#### WORK REQUEST:
All of the entries below should be printed exactly; the pictures are to be left out.

========================================

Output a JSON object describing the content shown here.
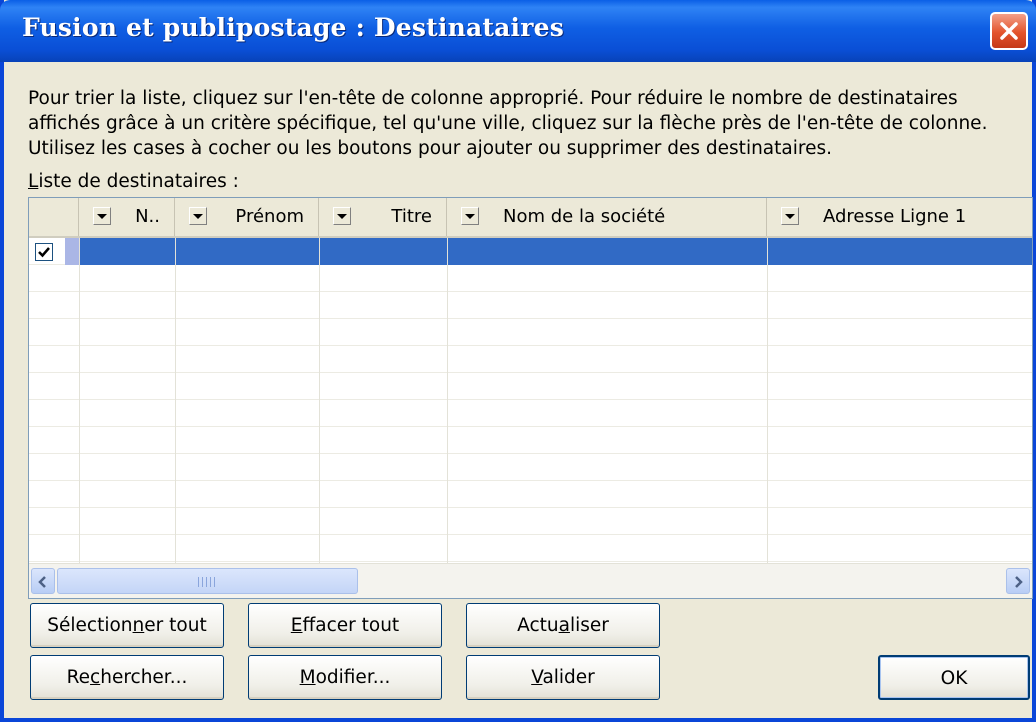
{
  "window": {
    "title": "Fusion et publipostage : Destinataires",
    "close_icon": "close-icon"
  },
  "description": "Pour trier la liste, cliquez sur l'en-tête de colonne approprié. Pour réduire le nombre de destinataires affichés grâce à un critère spécifique, tel qu'une ville, cliquez sur la flèche près de l'en-tête de colonne. Utilisez les cases à cocher ou les boutons pour ajouter ou supprimer des destinataires.",
  "list_label": {
    "mnemonic": "L",
    "rest": "iste de destinataires :"
  },
  "columns": [
    {
      "label": "N.."
    },
    {
      "label": "Prénom"
    },
    {
      "label": "Titre"
    },
    {
      "label": "Nom de la société"
    },
    {
      "label": "Adresse Ligne 1"
    }
  ],
  "rows": [
    {
      "checked": true,
      "selected": true,
      "cells": [
        "",
        "",
        "",
        "",
        ""
      ]
    }
  ],
  "buttons": {
    "select_all": {
      "pre": "Sélection",
      "mn": "n",
      "post": "er tout"
    },
    "clear_all": {
      "pre": "",
      "mn": "E",
      "post": "ffacer tout"
    },
    "refresh": {
      "pre": "Actu",
      "mn": "a",
      "post": "liser"
    },
    "find": {
      "pre": "Re",
      "mn": "c",
      "post": "hercher..."
    },
    "edit": {
      "pre": "",
      "mn": "M",
      "post": "odifier..."
    },
    "validate": {
      "pre": "",
      "mn": "V",
      "post": "alider"
    },
    "ok": "OK"
  },
  "colors": {
    "title_bar": "#0a4fd6",
    "selection": "#316ac5",
    "dialog_bg": "#ece9d8"
  }
}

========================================

#### WRITTEN ANSWER:
Output a JSON object describing the content shown here.
{
  "window": {
    "title": "Fusion et publipostage : Destinataires",
    "close_icon": "close-icon"
  },
  "description": "Pour trier la liste, cliquez sur l'en-tête de colonne approprié. Pour réduire le nombre de destinataires affichés grâce à un critère spécifique, tel qu'une ville, cliquez sur la flèche près de l'en-tête de colonne. Utilisez les cases à cocher ou les boutons pour ajouter ou supprimer des destinataires.",
  "list_label": {
    "mnemonic": "L",
    "rest": "iste de destinataires :"
  },
  "columns": [
    {
      "label": "N.."
    },
    {
      "label": "Prénom"
    },
    {
      "label": "Titre"
    },
    {
      "label": "Nom de la société"
    },
    {
      "label": "Adresse Ligne 1"
    }
  ],
  "rows": [
    {
      "checked": true,
      "selected": true,
      "cells": [
        "",
        "",
        "",
        "",
        ""
      ]
    }
  ],
  "buttons": {
    "select_all": {
      "pre": "Sélection",
      "mn": "n",
      "post": "er tout"
    },
    "clear_all": {
      "pre": "",
      "mn": "E",
      "post": "ffacer tout"
    },
    "refresh": {
      "pre": "Actu",
      "mn": "a",
      "post": "liser"
    },
    "find": {
      "pre": "Re",
      "mn": "c",
      "post": "hercher..."
    },
    "edit": {
      "pre": "",
      "mn": "M",
      "post": "odifier..."
    },
    "validate": {
      "pre": "",
      "mn": "V",
      "post": "alider"
    },
    "ok": "OK"
  },
  "colors": {
    "title_bar": "#0a4fd6",
    "selection": "#316ac5",
    "dialog_bg": "#ece9d8"
  }
}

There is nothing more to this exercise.